Talking technicals: We still appear to be in a sideways to slightly lower consolidation period. "Let’s take a step back and remind ourselves that the SPX is up essentially 25% from the October 27 low, and this type of a move without a healthy 3% to 5% correction (sans maybe the first week of 2024) isn’t necessarily 'healthy' price action," said Schwab's Peterson. "Technically, in regard to the sustainability of a trend, the bulls would probably like to see more of a stairstep uptrend (two steps up, one step down, etc.) which allows for healthy profit taking and better entry points for a new shareholder base."
Sectors rated: Schwab has released its monthly Schwab Sector Views, the firm's six-to-12-month outlook for stock sectors representing broad swaths of the economy. Financials, energy, and materials are rated outperform, while real estate and consumer discretionary get underperform ratings. The other sectors are rated market perform. For the full breakdown and analysis, read the Sector Views post.
March 5: January Factory Orders, ISM Non-Manufacturing PMI, and expected earnings from Target (TGT), Ross Stores (ROST), and CrowdStrike (CRWD).
March 6: January Wholesale Inventories, January Job Openings and Labor Turnover Survey (JOLTS), and expected earnings from Campbell Soup (CPB), Foot Locker (FL), and Victoria's Secret (VSCO).
March 7: Q4 Productivity, January Trade Balance, and expected earnings from Broadcom (AVGO) and Costco (COST).
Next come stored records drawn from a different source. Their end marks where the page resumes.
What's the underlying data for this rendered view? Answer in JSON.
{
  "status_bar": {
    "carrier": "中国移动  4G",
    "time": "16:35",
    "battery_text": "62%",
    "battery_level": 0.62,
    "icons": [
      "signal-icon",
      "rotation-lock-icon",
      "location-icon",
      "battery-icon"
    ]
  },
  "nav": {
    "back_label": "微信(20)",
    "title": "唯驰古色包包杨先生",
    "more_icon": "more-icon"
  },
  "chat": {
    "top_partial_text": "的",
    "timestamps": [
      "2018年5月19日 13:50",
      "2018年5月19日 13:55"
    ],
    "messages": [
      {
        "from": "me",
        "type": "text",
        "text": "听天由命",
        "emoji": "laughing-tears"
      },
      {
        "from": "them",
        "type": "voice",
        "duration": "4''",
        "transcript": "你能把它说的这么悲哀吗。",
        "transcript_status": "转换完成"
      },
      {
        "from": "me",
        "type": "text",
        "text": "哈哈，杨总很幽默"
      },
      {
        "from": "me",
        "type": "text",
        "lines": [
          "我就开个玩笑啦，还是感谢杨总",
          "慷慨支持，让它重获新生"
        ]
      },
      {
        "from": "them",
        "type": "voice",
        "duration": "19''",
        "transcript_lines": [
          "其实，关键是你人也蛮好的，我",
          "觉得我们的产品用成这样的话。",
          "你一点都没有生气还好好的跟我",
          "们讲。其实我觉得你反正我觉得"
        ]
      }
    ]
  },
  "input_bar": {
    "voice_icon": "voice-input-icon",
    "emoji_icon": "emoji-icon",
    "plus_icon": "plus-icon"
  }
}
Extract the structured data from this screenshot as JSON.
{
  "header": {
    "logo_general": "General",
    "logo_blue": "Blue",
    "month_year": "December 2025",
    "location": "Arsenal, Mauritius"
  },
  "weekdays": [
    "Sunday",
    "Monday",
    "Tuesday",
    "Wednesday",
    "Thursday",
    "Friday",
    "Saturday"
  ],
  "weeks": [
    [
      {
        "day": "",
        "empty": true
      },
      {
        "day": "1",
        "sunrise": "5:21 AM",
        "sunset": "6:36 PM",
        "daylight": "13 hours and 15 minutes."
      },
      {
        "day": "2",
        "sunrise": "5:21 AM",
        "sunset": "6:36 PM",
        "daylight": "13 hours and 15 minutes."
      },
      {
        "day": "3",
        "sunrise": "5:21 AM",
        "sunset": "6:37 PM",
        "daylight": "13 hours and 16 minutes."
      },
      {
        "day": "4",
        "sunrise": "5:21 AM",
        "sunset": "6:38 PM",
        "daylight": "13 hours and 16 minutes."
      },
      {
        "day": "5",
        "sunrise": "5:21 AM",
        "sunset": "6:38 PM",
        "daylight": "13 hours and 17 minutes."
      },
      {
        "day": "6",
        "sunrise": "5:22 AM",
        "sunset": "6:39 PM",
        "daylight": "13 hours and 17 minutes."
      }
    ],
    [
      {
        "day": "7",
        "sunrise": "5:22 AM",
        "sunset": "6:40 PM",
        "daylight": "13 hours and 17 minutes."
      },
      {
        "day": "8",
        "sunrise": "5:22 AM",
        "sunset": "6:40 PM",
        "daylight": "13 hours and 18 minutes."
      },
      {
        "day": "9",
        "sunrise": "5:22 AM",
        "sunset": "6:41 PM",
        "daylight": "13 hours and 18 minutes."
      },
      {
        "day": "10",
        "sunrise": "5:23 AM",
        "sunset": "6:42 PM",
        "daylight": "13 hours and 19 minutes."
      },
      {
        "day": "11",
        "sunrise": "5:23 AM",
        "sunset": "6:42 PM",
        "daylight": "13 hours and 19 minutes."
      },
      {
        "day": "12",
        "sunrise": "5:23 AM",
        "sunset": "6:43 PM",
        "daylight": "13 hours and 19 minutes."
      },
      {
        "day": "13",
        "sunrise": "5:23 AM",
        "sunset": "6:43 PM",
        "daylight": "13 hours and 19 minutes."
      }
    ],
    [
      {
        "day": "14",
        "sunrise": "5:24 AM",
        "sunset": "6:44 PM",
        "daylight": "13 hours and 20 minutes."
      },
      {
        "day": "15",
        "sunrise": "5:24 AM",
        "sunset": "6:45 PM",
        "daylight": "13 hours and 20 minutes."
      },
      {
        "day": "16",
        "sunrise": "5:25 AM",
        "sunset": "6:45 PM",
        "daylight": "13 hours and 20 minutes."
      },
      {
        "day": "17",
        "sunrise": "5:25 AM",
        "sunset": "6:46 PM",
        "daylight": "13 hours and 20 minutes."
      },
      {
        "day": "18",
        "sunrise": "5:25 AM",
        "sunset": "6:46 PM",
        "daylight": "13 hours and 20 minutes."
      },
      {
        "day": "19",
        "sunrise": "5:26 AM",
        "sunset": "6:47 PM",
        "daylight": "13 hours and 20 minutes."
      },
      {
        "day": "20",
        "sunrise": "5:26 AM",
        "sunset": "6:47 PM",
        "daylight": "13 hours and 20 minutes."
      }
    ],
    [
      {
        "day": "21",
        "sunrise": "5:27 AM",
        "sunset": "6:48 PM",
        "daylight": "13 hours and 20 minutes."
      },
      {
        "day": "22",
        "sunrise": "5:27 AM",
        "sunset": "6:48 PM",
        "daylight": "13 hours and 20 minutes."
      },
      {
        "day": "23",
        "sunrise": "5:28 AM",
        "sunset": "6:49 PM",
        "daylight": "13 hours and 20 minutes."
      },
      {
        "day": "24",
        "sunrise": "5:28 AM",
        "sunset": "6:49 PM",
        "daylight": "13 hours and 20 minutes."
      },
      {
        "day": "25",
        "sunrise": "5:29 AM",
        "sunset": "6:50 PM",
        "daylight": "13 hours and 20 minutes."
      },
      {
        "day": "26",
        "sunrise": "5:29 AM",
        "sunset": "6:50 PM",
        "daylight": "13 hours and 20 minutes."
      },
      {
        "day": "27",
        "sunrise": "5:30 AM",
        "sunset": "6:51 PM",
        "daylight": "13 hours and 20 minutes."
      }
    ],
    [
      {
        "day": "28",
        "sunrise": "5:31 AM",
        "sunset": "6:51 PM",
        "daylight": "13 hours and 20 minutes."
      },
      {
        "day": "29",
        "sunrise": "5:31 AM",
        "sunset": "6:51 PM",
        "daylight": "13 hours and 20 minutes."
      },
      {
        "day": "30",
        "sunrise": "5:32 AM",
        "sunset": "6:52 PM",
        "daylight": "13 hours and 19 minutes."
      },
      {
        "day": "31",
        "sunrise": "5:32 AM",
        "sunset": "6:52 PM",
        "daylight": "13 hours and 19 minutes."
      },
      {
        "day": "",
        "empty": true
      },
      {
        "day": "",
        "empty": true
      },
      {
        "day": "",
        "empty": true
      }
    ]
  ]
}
March 8: February Nonfarm Payrolls.
March 11: No major earnings or data.